“To be haunted is to glimpse a truth that might best be hidden.” – James Herbert
Developer: like Charlie
Release: Q1 2021
Available on: Steam
NOTE: This review is based on a pre-release demo of the game and as such may not be reflective of the complete and finished product.
Ghost on the Shore is a narrative-focused exploration game with strong themes of relationships and death. Players take on the role of Riley, stranded on a deserted and desolate island with only a long-dead ghost named Josh for company.
Riley and her ethereal companion must wander the isle exploring the derelict homes of the absent islanders in a bid to uncover the history of the island and discover what happened to Josh. There are a plethora of items to interact with and view, each providing a snippet of information as well as opportunities to sketch different scenes, sometimes constructed by Riley herself after looking at a found item.
During the investigation and as the pair traverse the environments, conversation flows with branching dialogue choices that will impact the type of relationship Riley and Josh develop and the bonds they form, ultimately effecting how their stories will play out.
The Ghost on the Shore demo throws the player in quite abruptly and whilst this was somewhat jarring, it provided an intriguing and comprehensive preview of the game. It seems likely that the complete game would ease the player in more gently with an introductory section of some sort.
Narrative and Styling
This game has a strong focus on narrative and uses clever narrative design and environmental storytelling to create intrigue around both the characters, the island, and the ties that link them all together. The demo does a great job of exhibiting these features and building an air of mystery.
Ghost on the Shore has a simple but effective aesthetic. The visuals appear painterly and almost impressionist from a distance, with details and textures becoming more apparent as the character gets closer. Lighting is also used to add to the atmosphere in different areas, this is especially effective in the more surreal and supernatural scenes. Likewise, the minimal but well-implemented music and sound effects can be quite emotive and really help with immersion.
The Ghost on the Shore demo provides a snapshot of what promises to be a gripping and engaging narrative experience. It introduces the story and world while nurturing the mystery within, creating intrigue and demonstrating the many positive aspects of the game’s styling. This, alongside the quality of the studio’s previous work, leaves little doubt that this title is one to look forward to!

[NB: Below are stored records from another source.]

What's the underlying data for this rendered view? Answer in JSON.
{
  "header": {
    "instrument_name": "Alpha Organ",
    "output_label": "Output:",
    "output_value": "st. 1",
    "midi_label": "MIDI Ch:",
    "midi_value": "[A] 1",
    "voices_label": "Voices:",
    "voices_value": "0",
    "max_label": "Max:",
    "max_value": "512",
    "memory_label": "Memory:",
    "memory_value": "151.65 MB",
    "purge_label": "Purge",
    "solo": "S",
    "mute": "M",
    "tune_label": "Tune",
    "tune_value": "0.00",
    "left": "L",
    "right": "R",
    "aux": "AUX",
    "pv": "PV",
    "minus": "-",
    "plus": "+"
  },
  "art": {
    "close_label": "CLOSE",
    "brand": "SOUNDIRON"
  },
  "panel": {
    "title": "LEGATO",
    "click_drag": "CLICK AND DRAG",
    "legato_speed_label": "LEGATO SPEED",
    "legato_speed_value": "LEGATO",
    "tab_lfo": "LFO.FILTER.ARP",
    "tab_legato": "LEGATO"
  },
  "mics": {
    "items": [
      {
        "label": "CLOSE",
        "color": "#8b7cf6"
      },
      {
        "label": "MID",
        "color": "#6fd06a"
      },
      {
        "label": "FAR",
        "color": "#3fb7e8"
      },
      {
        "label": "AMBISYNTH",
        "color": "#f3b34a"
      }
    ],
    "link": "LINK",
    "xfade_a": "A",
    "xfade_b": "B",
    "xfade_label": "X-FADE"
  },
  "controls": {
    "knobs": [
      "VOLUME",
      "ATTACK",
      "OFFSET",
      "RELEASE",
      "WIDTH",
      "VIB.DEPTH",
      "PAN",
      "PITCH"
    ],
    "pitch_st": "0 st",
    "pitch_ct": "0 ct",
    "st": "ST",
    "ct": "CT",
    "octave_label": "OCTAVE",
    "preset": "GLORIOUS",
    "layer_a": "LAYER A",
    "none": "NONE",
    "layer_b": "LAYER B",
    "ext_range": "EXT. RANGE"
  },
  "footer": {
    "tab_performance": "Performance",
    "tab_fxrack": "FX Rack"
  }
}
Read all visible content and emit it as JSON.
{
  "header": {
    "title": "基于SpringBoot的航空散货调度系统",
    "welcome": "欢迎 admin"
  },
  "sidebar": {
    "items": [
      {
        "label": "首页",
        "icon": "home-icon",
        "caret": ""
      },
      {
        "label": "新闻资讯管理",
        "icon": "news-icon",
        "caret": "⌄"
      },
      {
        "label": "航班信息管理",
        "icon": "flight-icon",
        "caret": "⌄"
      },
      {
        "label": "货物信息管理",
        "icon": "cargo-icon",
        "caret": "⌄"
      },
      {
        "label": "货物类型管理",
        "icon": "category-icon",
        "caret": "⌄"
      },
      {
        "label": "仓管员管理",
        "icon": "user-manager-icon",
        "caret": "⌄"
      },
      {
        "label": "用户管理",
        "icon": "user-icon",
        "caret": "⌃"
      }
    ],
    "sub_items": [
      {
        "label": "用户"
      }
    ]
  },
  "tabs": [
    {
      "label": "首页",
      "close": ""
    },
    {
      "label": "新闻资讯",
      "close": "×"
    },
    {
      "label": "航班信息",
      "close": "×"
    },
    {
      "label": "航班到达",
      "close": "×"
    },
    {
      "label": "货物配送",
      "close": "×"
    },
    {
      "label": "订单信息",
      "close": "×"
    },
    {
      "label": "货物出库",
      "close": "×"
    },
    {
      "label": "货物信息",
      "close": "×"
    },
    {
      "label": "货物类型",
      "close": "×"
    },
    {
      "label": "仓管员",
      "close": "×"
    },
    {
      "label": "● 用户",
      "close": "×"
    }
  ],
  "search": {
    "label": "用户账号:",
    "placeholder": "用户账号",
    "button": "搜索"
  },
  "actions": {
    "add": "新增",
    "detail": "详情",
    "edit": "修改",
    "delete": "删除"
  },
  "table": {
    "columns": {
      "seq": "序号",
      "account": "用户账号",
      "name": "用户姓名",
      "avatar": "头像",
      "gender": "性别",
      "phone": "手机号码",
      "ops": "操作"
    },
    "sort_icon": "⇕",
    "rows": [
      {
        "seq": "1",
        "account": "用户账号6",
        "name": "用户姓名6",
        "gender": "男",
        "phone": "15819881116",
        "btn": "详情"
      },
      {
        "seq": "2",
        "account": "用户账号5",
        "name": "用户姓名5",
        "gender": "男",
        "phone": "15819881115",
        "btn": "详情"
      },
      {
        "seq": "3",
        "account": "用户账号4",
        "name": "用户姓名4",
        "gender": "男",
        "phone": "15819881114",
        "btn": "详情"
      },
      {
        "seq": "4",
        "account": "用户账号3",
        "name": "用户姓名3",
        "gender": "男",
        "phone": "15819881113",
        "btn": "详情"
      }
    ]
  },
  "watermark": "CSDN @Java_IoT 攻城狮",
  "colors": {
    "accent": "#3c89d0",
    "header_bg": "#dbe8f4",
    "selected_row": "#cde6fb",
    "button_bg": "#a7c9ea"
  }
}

If you’d like to check out like Charlie’s previous game, take a look at our Marie’s Room review, or to learn more about the studio and their development process, you can find the developer interview here!